[Web page and app entries]
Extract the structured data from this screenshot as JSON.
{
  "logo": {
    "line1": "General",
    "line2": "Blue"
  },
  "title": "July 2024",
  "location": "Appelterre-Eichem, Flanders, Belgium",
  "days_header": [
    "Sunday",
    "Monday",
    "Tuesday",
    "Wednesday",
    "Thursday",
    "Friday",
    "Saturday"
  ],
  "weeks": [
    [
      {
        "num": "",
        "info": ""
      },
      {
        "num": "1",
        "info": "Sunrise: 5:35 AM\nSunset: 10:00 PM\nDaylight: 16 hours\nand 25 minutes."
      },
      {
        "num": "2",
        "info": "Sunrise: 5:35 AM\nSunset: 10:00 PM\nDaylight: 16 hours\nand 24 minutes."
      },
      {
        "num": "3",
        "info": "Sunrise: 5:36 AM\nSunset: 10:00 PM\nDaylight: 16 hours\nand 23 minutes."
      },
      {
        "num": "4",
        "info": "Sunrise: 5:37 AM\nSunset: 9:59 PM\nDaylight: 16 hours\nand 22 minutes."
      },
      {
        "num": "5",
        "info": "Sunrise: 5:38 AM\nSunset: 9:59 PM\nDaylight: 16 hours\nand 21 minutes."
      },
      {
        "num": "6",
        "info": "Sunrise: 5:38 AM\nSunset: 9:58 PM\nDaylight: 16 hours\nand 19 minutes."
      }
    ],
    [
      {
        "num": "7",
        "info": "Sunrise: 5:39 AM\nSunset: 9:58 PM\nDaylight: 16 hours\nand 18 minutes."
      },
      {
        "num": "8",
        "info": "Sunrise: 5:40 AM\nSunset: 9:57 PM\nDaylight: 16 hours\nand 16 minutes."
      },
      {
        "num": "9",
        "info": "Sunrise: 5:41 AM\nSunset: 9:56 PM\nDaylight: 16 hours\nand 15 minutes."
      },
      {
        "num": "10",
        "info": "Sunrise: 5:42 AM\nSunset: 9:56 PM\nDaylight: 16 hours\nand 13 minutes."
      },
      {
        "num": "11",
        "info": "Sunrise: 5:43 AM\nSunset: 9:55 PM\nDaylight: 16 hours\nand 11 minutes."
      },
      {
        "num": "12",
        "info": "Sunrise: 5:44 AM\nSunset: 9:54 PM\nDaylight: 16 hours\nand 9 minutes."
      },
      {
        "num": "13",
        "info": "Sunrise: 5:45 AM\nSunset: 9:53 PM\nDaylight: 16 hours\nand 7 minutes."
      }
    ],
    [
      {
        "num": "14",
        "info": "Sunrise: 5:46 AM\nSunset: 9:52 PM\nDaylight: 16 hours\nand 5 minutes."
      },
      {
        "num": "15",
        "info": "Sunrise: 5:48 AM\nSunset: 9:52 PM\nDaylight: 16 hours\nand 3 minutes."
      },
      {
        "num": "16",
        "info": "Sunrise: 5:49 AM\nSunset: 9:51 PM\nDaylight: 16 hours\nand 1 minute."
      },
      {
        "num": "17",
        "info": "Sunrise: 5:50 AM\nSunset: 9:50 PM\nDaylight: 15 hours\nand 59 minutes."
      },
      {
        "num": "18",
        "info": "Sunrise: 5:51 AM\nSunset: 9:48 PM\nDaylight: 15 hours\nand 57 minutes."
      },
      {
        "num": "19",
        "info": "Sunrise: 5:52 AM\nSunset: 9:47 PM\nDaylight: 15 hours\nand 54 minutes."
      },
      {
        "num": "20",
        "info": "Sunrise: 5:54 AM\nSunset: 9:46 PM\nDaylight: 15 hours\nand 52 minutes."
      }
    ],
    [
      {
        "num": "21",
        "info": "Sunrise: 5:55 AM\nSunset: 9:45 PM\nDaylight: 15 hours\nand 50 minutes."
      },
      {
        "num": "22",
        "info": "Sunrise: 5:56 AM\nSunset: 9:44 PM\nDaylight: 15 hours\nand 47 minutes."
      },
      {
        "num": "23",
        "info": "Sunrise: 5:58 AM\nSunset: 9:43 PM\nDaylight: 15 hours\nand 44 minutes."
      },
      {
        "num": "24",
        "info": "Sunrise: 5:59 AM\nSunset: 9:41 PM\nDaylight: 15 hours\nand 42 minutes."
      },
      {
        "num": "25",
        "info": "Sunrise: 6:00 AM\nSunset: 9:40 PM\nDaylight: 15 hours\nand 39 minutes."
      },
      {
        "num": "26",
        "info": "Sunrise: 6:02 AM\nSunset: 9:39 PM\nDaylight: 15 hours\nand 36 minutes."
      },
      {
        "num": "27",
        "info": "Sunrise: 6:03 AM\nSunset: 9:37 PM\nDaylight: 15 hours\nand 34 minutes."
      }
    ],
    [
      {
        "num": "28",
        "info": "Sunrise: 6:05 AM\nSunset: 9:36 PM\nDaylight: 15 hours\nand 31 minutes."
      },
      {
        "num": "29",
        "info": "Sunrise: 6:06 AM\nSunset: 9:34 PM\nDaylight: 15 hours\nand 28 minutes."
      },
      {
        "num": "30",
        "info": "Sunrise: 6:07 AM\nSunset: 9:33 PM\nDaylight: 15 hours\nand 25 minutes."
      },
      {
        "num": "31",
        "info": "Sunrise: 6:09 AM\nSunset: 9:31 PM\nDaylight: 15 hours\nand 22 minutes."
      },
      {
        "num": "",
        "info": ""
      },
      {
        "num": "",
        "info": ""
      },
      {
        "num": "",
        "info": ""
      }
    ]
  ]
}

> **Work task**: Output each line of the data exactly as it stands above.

> **Answer box**:
Extract the structured data from this screenshot as JSON.
{
  "logo": {
    "line1": "General",
    "line2": "Blue"
  },
  "title": "July 2024",
  "location": "Appelterre-Eichem, Flanders, Belgium",
  "days_header": [
    "Sunday",
    "Monday",
    "Tuesday",
    "Wednesday",
    "Thursday",
    "Friday",
    "Saturday"
  ],
  "weeks": [
    [
      {
        "num": "",
        "info": ""
      },
      {
        "num": "1",
        "info": "Sunrise: 5:35 AM\nSunset: 10:00 PM\nDaylight: 16 hours\nand 25 minutes."
      },
      {
        "num": "2",
        "info": "Sunrise: 5:35 AM\nSunset: 10:00 PM\nDaylight: 16 hours\nand 24 minutes."
      },
      {
        "num": "3",
        "info": "Sunrise: 5:36 AM\nSunset: 10:00 PM\nDaylight: 16 hours\nand 23 minutes."
      },
      {
        "num": "4",
        "info": "Sunrise: 5:37 AM\nSunset: 9:59 PM\nDaylight: 16 hours\nand 22 minutes."
      },
      {
        "num": "5",
        "info": "Sunrise: 5:38 AM\nSunset: 9:59 PM\nDaylight: 16 hours\nand 21 minutes."
      },
      {
        "num": "6",
        "info": "Sunrise: 5:38 AM\nSunset: 9:58 PM\nDaylight: 16 hours\nand 19 minutes."
      }
    ],
    [
      {
        "num": "7",
        "info": "Sunrise: 5:39 AM\nSunset: 9:58 PM\nDaylight: 16 hours\nand 18 minutes."
      },
      {
        "num": "8",
        "info": "Sunrise: 5:40 AM\nSunset: 9:57 PM\nDaylight: 16 hours\nand 16 minutes."
      },
      {
        "num": "9",
        "info": "Sunrise: 5:41 AM\nSunset: 9:56 PM\nDaylight: 16 hours\nand 15 minutes."
      },
      {
        "num": "10",
        "info": "Sunrise: 5:42 AM\nSunset: 9:56 PM\nDaylight: 16 hours\nand 13 minutes."
      },
      {
        "num": "11",
        "info": "Sunrise: 5:43 AM\nSunset: 9:55 PM\nDaylight: 16 hours\nand 11 minutes."
      },
      {
        "num": "12",
        "info": "Sunrise: 5:44 AM\nSunset: 9:54 PM\nDaylight: 16 hours\nand 9 minutes."
      },
      {
        "num": "13",
        "info": "Sunrise: 5:45 AM\nSunset: 9:53 PM\nDaylight: 16 hours\nand 7 minutes."
      }
    ],
    [
      {
        "num": "14",
        "info": "Sunrise: 5:46 AM\nSunset: 9:52 PM\nDaylight: 16 hours\nand 5 minutes."
      },
      {
        "num": "15",
        "info": "Sunrise: 5:48 AM\nSunset: 9:52 PM\nDaylight: 16 hours\nand 3 minutes."
      },
      {
        "num": "16",
        "info": "Sunrise: 5:49 AM\nSunset: 9:51 PM\nDaylight: 16 hours\nand 1 minute."
      },
      {
        "num": "17",
        "info": "Sunrise: 5:50 AM\nSunset: 9:50 PM\nDaylight: 15 hours\nand 59 minutes."
      },
      {
        "num": "18",
        "info": "Sunrise: 5:51 AM\nSunset: 9:48 PM\nDaylight: 15 hours\nand 57 minutes."
      },
      {
        "num": "19",
        "info": "Sunrise: 5:52 AM\nSunset: 9:47 PM\nDaylight: 15 hours\nand 54 minutes."
      },
      {
        "num": "20",
        "info": "Sunrise: 5:54 AM\nSunset: 9:46 PM\nDaylight: 15 hours\nand 52 minutes."
      }
    ],
    [
      {
        "num": "21",
        "info": "Sunrise: 5:55 AM\nSunset: 9:45 PM\nDaylight: 15 hours\nand 50 minutes."
      },
      {
        "num": "22",
        "info": "Sunrise: 5:56 AM\nSunset: 9:44 PM\nDaylight: 15 hours\nand 47 minutes."
      },
      {
        "num": "23",
        "info": "Sunrise: 5:58 AM\nSunset: 9:43 PM\nDaylight: 15 hours\nand 44 minutes."
      },
      {
        "num": "24",
        "info": "Sunrise: 5:59 AM\nSunset: 9:41 PM\nDaylight: 15 hours\nand 42 minutes."
      },
      {
        "num": "25",
        "info": "Sunrise: 6:00 AM\nSunset: 9:40 PM\nDaylight: 15 hours\nand 39 minutes."
      },
      {
        "num": "26",
        "info": "Sunrise: 6:02 AM\nSunset: 9:39 PM\nDaylight: 15 hours\nand 36 minutes."
      },
      {
        "num": "27",
        "info": "Sunrise: 6:03 AM\nSunset: 9:37 PM\nDaylight: 15 hours\nand 34 minutes."
      }
    ],
    [
      {
        "num": "28",
        "info": "Sunrise: 6:05 AM\nSunset: 9:36 PM\nDaylight: 15 hours\nand 31 minutes."
      },
      {
        "num": "29",
        "info": "Sunrise: 6:06 AM\nSunset: 9:34 PM\nDaylight: 15 hours\nand 28 minutes."
      },
      {
        "num": "30",
        "info": "Sunrise: 6:07 AM\nSunset: 9:33 PM\nDaylight: 15 hours\nand 25 minutes."
      },
      {
        "num": "31",
        "info": "Sunrise: 6:09 AM\nSunset: 9:31 PM\nDaylight: 15 hours\nand 22 minutes."
      },
      {
        "num": "",
        "info": ""
      },
      {
        "num": "",
        "info": ""
      },
      {
        "num": "",
        "info": ""
      }
    ]
  ]
}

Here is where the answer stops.